38. Kwon CY, Lee B. Complementary and alternative medicines for behavioral and psychological symptoms of dementia: a protocol of overview of systematic reviews. Medicine. 2021;100(25):e26397. doi:10.1097/MD.0000000000026397

39. Manchikanti L, Benyamin RM, Helm S, Hirsch JA. Evidence-based medicine, systematic reviews, and guidelines in interventional pain management: part 3: systematic reviews and meta-analyses of randomized trials. Pain Physician. 2009;12(1):35–72. doi:10.36076/ppj.2009/12/35

40. Moher D, Shamseer L, Clarke M, et al.; PRISMA-P Group. Preferred reporting items for systematic review and meta-analysis protocols (PRISMA-P) 2015 statement. Syst Rev. 2015;4(1):1. doi:10.1186/2046-4053-4-1

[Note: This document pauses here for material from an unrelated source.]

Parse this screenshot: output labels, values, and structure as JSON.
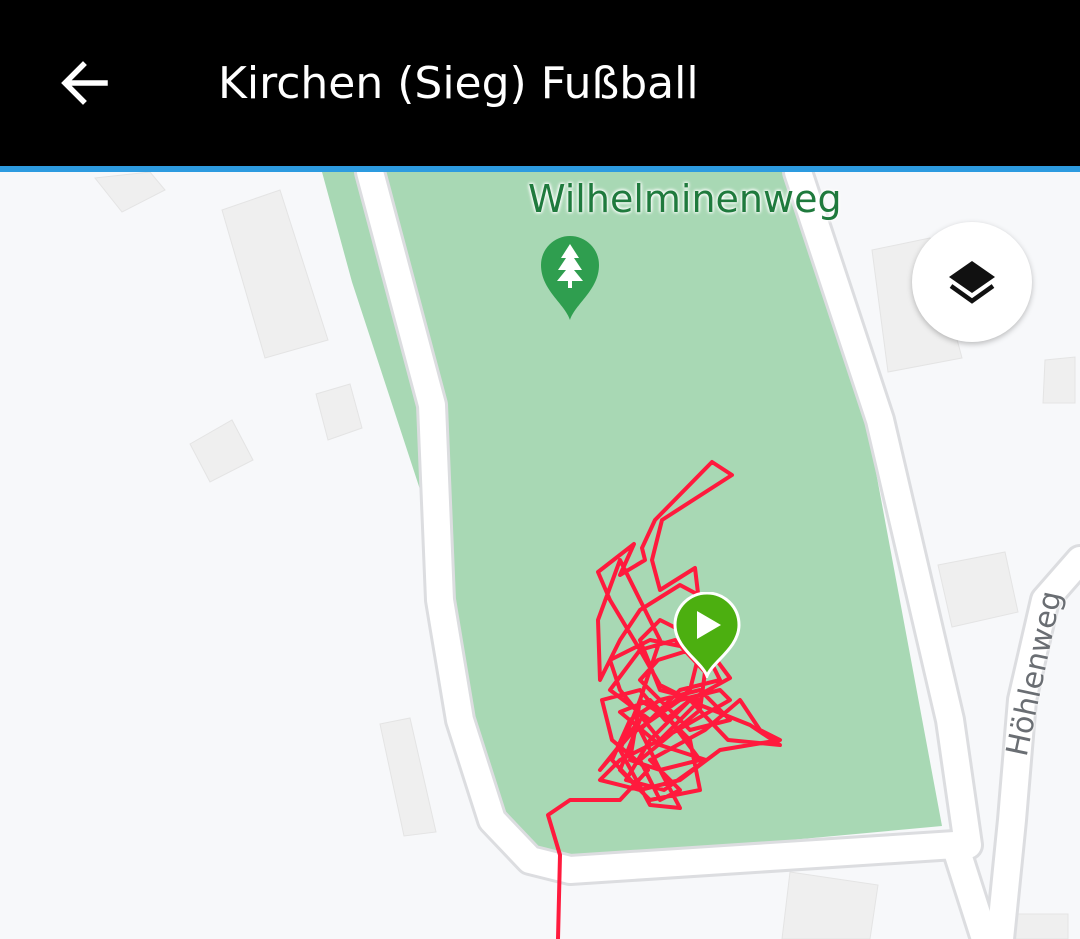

41. Riesenberg LA, Justice EM. Conducting a successful systematic review of the literature, part 1. Nursing. 2014;44(4):13–17. doi:10.1097/01.NURSE.0000444728.68018.ac

42. Stewart L, Moher D, Shekelle P. Why prospective registration of systematic reviews makes sense. Syst Rev. 2012;1(1):7. doi:10.1186/2046-4053-1-7

43. Yank V, Rennie D, Bero LA. Financial ties and concordance between results and conclusions in meta-analyses: retrospective cohort study. BMJ. 2007;335(7631):1202–1205. doi:10.1136/bmj.39376.447211.BE

44. Jørgensen AW, Hilden J, Gøtzsche PC. Cochrane reviews compared with industry supported meta-analyses and other meta-analyses of the same drugs: systematic review. BMJ. 2006;333(7572):782. doi:10.1136/bmj.38973.444699.0B

45. Yao L, Sun R, Chen YL, et al. The quality of evidence in Chinese meta-analyses needs to be improved. J Clin Epidemiol. 2016;74:73–79. doi:10.1016/j.jclinepi.2016.01.003

46. Balshem H, Helfand M, Schünemann HJ, et al. GRADE guidelines: 3. Rating the quality of evidence. J Clin Epidemiol. 2011;64(4):401–406. doi:10.1016/j.jclinepi.2010.07.015

47. Simera I, Altman DG, Moher D, Schulz KF, Hoey J. Guidelines for reporting health research: the EQUATOR network’s survey of guideline authors. PLoS Med. 2008;5(6):e139. doi:10.1371/journal.pmed.0050139

48. Pussegoda K, Turner L, Garritty C, et al. Systematic review adherence to methodological or reporting quality. Syst Rev. 2017;6(1):131. doi:10.1186/s13643-017-0527-2

Creative Commons License This work is published and licensed by Dove Medical Press Limited. The full terms of this license are available at https://www.dovepress.com/terms.php and incorporate the Creative Commons Attribution - Non Commercial (unported, v3.0) License. By accessing the work you hereby accept the Terms. Non-commercial uses of the work are permitted without any further permission from Dove Medical Press Limited, provided the work is properly attributed. For permission for commercial use of this work, please see paragraphs 4.2 and 5 of our Terms.

Download Article [PDF]